Q: How To Size Sup Paddles?
A: When you are choosing the type of paddle you need, you need to think about what you want in the water. A short paddle will generate acceleration and get you moving quickly, while a long paddle will get you moving slowly, but will have a higher top speed. A larger paddle will take more energy, while a smaller paddle will take less, but a large paddle will keep you more upright, while a smaller paddle will not.
The general rule is that a paddle should be taller than you. About 8 inches taller is the standard. After using a paddle for a while, you may want to change your stance. We would recommend a longer paddle for beginners. When you are starting out with paddleboarding, you are not going to be focused on getting moving quickly, and with a long paddle, you can take your time. You can be slow and steady with a long paddle, but when you do get moving, you will get moving fast.

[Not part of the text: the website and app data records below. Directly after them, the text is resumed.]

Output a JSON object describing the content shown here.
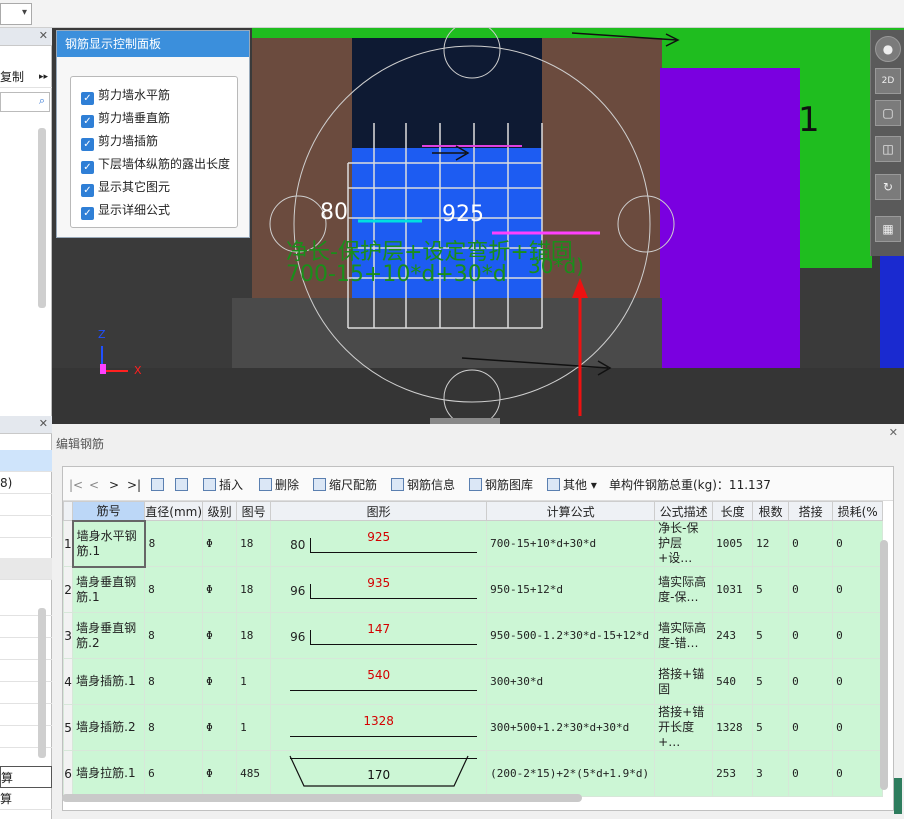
{
  "left_panel": {
    "header_label": "复制",
    "rows": [
      "8)",
      "算",
      "算"
    ]
  },
  "control_panel": {
    "title": "钢筋显示控制面板",
    "options": [
      {
        "label": "剪力墙水平筋",
        "checked": true
      },
      {
        "label": "剪力墙垂直筋",
        "checked": true
      },
      {
        "label": "剪力墙插筋",
        "checked": true
      },
      {
        "label": "下层墙体纵筋的露出长度",
        "checked": true
      },
      {
        "label": "显示其它图元",
        "checked": true
      },
      {
        "label": "显示详细公式",
        "checked": true
      }
    ]
  },
  "viewport": {
    "dim_left": "80",
    "dim_mid": "925",
    "formula_text": "净长-保护层+设定弯折+锚固",
    "formula_values": "700-15+10*d+30*d",
    "formula_extra": "30*d)",
    "axis_z": "Z",
    "axis_x": "X",
    "side_label": "1",
    "colors": {
      "green": "#1fbd1f",
      "purple": "#7a00e0",
      "blue": "#1d5cf2",
      "brown": "#6b4b3e"
    }
  },
  "right_toolbar": {
    "labels": [
      "2D"
    ]
  },
  "editor": {
    "title": "编辑钢筋",
    "toolbar": {
      "nav": [
        "|<",
        "<",
        ">",
        ">|"
      ],
      "insert": "插入",
      "delete": "删除",
      "scale": "缩尺配筋",
      "info": "钢筋信息",
      "library": "钢筋图库",
      "other": "其他",
      "total_label": "单构件钢筋总重(kg)：11.137"
    },
    "columns": [
      "筋号",
      "直径(mm)",
      "级别",
      "图号",
      "图形",
      "计算公式",
      "公式描述",
      "长度",
      "根数",
      "搭接",
      "损耗(%"
    ],
    "rows": [
      {
        "idx": "1",
        "name": "墙身水平钢筋.1",
        "dia": "8",
        "grade": "Φ",
        "fig": "18",
        "shape_left": "80",
        "shape_mid": "925",
        "formula": "700-15+10*d+30*d",
        "desc": "净长-保护层+设…",
        "length": "1005",
        "count": "12",
        "lap": "0",
        "loss": "0"
      },
      {
        "idx": "2",
        "name": "墙身垂直钢筋.1",
        "dia": "8",
        "grade": "Φ",
        "fig": "18",
        "shape_left": "96",
        "shape_mid": "935",
        "formula": "950-15+12*d",
        "desc": "墙实际高度-保…",
        "length": "1031",
        "count": "5",
        "lap": "0",
        "loss": "0"
      },
      {
        "idx": "3",
        "name": "墙身垂直钢筋.2",
        "dia": "8",
        "grade": "Φ",
        "fig": "18",
        "shape_left": "96",
        "shape_mid": "147",
        "formula": "950-500-1.2*30*d-15+12*d",
        "desc": "墙实际高度-错…",
        "length": "243",
        "count": "5",
        "lap": "0",
        "loss": "0"
      },
      {
        "idx": "4",
        "name": "墙身插筋.1",
        "dia": "8",
        "grade": "Φ",
        "fig": "1",
        "shape_left": "",
        "shape_mid": "540",
        "formula": "300+30*d",
        "desc": "搭接+锚固",
        "length": "540",
        "count": "5",
        "lap": "0",
        "loss": "0"
      },
      {
        "idx": "5",
        "name": "墙身插筋.2",
        "dia": "8",
        "grade": "Φ",
        "fig": "1",
        "shape_left": "",
        "shape_mid": "1328",
        "formula": "300+500+1.2*30*d+30*d",
        "desc": "搭接+错开长度+…",
        "length": "1328",
        "count": "5",
        "lap": "0",
        "loss": "0"
      },
      {
        "idx": "6",
        "name": "墙身拉筋.1",
        "dia": "6",
        "grade": "Φ",
        "fig": "485",
        "shape_left": "",
        "shape_mid": "170",
        "formula": "(200-2*15)+2*(5*d+1.9*d)",
        "desc": "",
        "length": "253",
        "count": "3",
        "lap": "0",
        "loss": "0"
      }
    ]
  }
}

If you have any problems with joints or your back, then a longer paddle is also recommended. Paddleboarding can be a gentle water sport, but if you paddle is too short, then you are going to be in a bent over position a lot. A long paddle will keep you in a more upright position and will help to keep your spine aligned
, then you will need a shorter paddle. When you are surfing, you need to get somewhere fast and need to turn quickly. A shorter paddle is better for small bursts of speed and quick turns.

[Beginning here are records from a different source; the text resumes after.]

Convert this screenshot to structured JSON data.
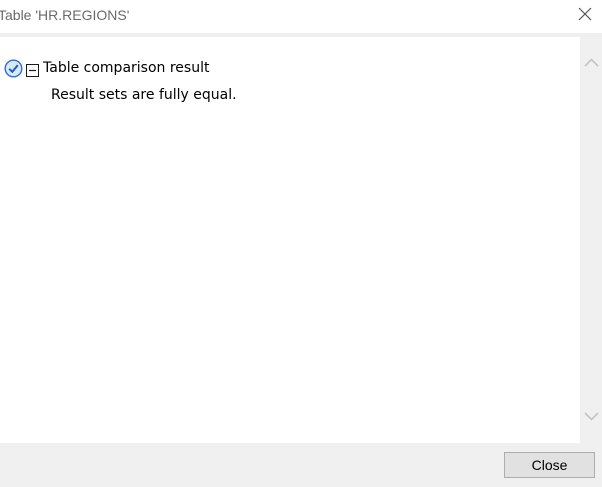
{
  "window": {
    "title": "Table 'HR.REGIONS'"
  },
  "tree": {
    "root": {
      "label": "Table comparison result",
      "status_icon": "check-circle-icon",
      "expander_icon": "collapse-minus-icon",
      "children": [
        "Result sets are fully equal."
      ]
    }
  },
  "footer": {
    "close_label": "Close"
  },
  "colors": {
    "check_accent": "#2b6fd6",
    "footer_bg": "#f0f0f0",
    "scrollbar_bg": "#f0f0f0",
    "button_bg": "#e1e1e1"
  }
}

Take the time to use a variety of paddles and find the one which feels most comfortable.
Q: Do Sup Paddles Float?
A: Most of the modern paddles will float, and it is our recommendation that you always find a paddle which floats. It is almost certain that at some point you will drop your paddle in the water. When this happens, you want to be able to get it back quickly. You do not want to be stranded or have to buy a new paddle. If you are worried about your paddle, then you can get a paddle leash so that the paddle is always connected to your wrist or ankle.
Q: How To Use Sup Paddles?
A: If you hold a paddle correctly, then you are going to be able to paddle easily through the water, and move faster. A correctly held paddle will also save you energy when you are paddling through the water. SUP paddles are longer than aand are held in a different way because of this. They are also usually adjustable so you can find the perfect fit for you. SUP paddles are longer as you need that length for the blade of the paddle to reach the water.
When you are holding your paddle, you will have one hand on the top of your paddle. You will then have the other hand lower down your paddle. If you stand with the paddle in the water, and one hand on the top of the paddle, take note of the angle of your arm and use the same angle for your other arm lower down the paddle. When you are holding your paddle, the blade should also be angled forward.
Q: How Long Are Sup Paddles?
A: SUP paddles come in all lengths and sizes. There is no one length of paddle, and you will find paddles for the smallest kids and the tallest adults. You will also find adjustable paddles too. The key when you are looking for a paddle is to look for one which is 8-10 inches taller than you are.
Globo Surf Overview
Don’t be stuck on the lake without sup paddle. An overwhelming amount of sup paddle reviews agree that having a lightweight, 3 piece adjustable paddle is the three key features to look for. Especially for those who love to take the best sup paddles on long distance paddles or who like to race, finding the best sup paddle for your trip will prove invaluable.
More Paddle Reviews:
- SUP For PDF
- Electric Pump For SUP
- SUP Accessories
- Touring Paddle Board
- SUP Leash
- Kids Stand Up Paddle Board
- Gifts For Paddleboarders
- Tower Paddle Board
- Aqua Marina Paddle Board
- Jimmy Styks Paddle Board
Love paddle boarding? Have one of the best sup paddles on our list? Let us know how you like it in the comment section below.
Globo Surf SUP Paddle Review